> [The task]:
In the data below, which lines hold the word "with"? Copy them.

[Web page and app entries]
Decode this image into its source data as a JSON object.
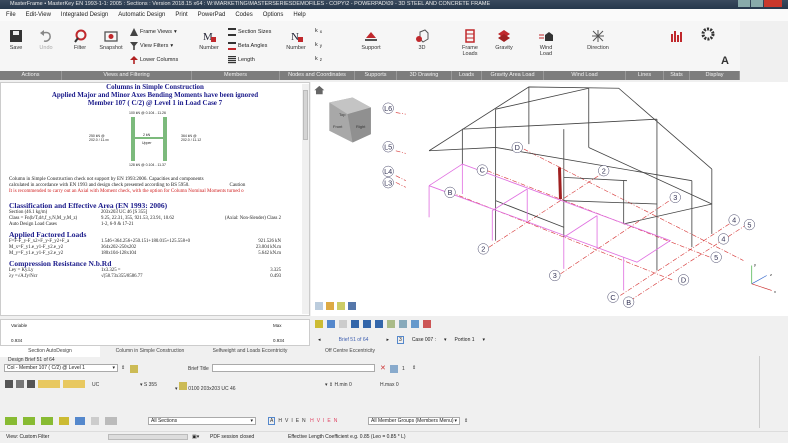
{
  "window": {
    "title": "MasterFrame • MasterKey EN 1993-1-1: 2005 : Sections : Version 2018.15 x64 : W:\\MARKETING\\MASTERSERIESDEMOFILES - COPY\\2 - POWERPAD\\09 - 3D STEEL AND CONCRETE FRAME"
  },
  "menu": [
    "File",
    "Edit-View",
    "Integrated Design",
    "Automatic Design",
    "Print",
    "PowerPad",
    "Codes",
    "Options",
    "Help"
  ],
  "ribbon": {
    "save": "Save",
    "undo": "Undo",
    "filter": "Filter",
    "snapshot": "Snapshot",
    "frame_views": "Frame Views",
    "view_filters": "View Filters",
    "lower_columns": "Lower Columns",
    "number": "Number",
    "section_sizes": "Section Sizes",
    "beta_angles": "Beta Angles",
    "length": "Length",
    "node_number": "Number",
    "kx": "x",
    "ky": "y",
    "kz": "z",
    "support": "Support",
    "d3": "3D",
    "frame_loads": "Frame Loads",
    "gravity": "Gravity",
    "wind_load": "Wind Load",
    "direction": "Direction"
  },
  "groups": [
    "Actions",
    "Views and Filtering",
    "Members",
    "Nodes and Coordinates",
    "Supports",
    "3D Drawing",
    "Loads",
    "Gravity Area Load",
    "Wind Load",
    "Lines",
    "Stats",
    "Display"
  ],
  "report": {
    "h1": "Columns in Simple Construction",
    "h2": "Applied Major and Minor Axes Bending Moments have been ignored",
    "h3": "Member 107 ( C/2) @ Level 1 in Load Case  7",
    "diag_top": "100 kN @ 0.104 - 11.26",
    "diag_left": "250 kN @ 202.0 / 11.xx",
    "diag_right": "364 kN @ 202.0 / 11.12",
    "diag_center": "2 kN",
    "diag_center2": "Upper",
    "diag_bottom": "128 kN @ 0.104 - 11.37",
    "p1": "Column in Simple Construction check not support by EN 1993:2006. Capacities and components",
    "p2": "calculated in accordance with EN 1993 and design check presented according to BS 5950.",
    "caution": "Caution",
    "warn": "It is recommended to carry out an Axial with Moment check, with the option for Column Nominal Moments turned o",
    "s1": "Classification and Effective Area (EN 1993: 2006)",
    "s1rows": [
      [
        "Section (46.1 kg/m)",
        "203x203 UC 46 [S 355]",
        ""
      ],
      [
        "Class = Fn(b/T,d/t,f_y,N,M_y,M_z)",
        "9.25, 22.31, 355, 921.53, 23.91, 10.62",
        "(Axial: Non-Slender)  Class 2"
      ],
      [
        "Auto Design Load Cases",
        "1-2, 6-9 & 17-21",
        ""
      ]
    ],
    "s2": "Applied Factored Loads",
    "s2rows": [
      [
        "F=F-F_y-F_x2+F_y-F_y2+F_a",
        "1.546+364.256+250.151+180.015+125.558+0",
        "921.526 kN"
      ],
      [
        "M_x=F_y1.e_y1-F_y2.e_y2",
        "364x202-250x202",
        "23.004 kN.m"
      ],
      [
        "M_y=F_y1.e_y1-F_y2.e_y2",
        "180x104-128x104",
        "5.642 kN.m"
      ]
    ],
    "s3": "Compression Resistance N.b.Rd",
    "s3rows": [
      [
        "Ley = Ky.Ly",
        "1x3.325 =",
        "3.325"
      ],
      [
        "λy =√A.fy/Ncr",
        "√(58.73x355/8586.77",
        "0.493"
      ]
    ]
  },
  "view": {
    "cube_top": "Top",
    "cube_front": "Front",
    "cube_right": "Right",
    "levels": [
      "L6",
      "L5",
      "L4",
      "L3"
    ],
    "grid": [
      "D",
      "C",
      "B",
      "2",
      "2",
      "3",
      "3",
      "4",
      "5",
      "4",
      "5",
      "D",
      "C",
      "B"
    ],
    "axes": [
      "y",
      "z",
      "x"
    ]
  },
  "results": {
    "col1": "Variable",
    "col2": "Max",
    "v1": "0.934",
    "v2": "0.934"
  },
  "brief_nav": "Brief 51 of 64",
  "case": "Case 007 :",
  "portion": "Portion 1",
  "case_num": "3",
  "tabs": [
    "Section AutoDesign",
    "Column in Simple Construction",
    "Selfweight and Loads Eccentricity",
    "Off Centre Eccentricity"
  ],
  "design": {
    "brief_label": "Design Brief 51 of 64",
    "member": "Col - Member 107 ( C/2) @ Level 1",
    "brief_title_label": "Brief Title",
    "brief_title": "",
    "count": "1",
    "type": "UC",
    "grade": "S 355",
    "section": "0100 203x203 UC 46",
    "hmin_label": "H.min",
    "hmin": "0",
    "hmax_label": "H.max",
    "hmax": "0",
    "all_sections": "All Sections",
    "letters": [
      "A",
      "H",
      "V",
      "I",
      "E",
      "N"
    ],
    "letters_red": [
      "H",
      "V",
      "I",
      "E",
      "N"
    ],
    "groups": "All Member Groups (Members Menu)"
  },
  "status": {
    "filter": "View: Custom Filter",
    "pdf": "PDF session closed",
    "hint": "Effective Length Coefficient e.g. 0.85 (Leo = 0.85 * L)"
  },
  "colors": {
    "accent": "#c0282c",
    "ribbon_group": "#7d7d7d",
    "report_heading": "#1a1a8a"
  }
}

> [Task response]:
    "p2": "calculated in accordance with EN 1993 and design check presented according to BS 5950.",
    "warn": "It is recommended to carry out an Axial with Moment check, with the option for Column Nominal Moments turned o",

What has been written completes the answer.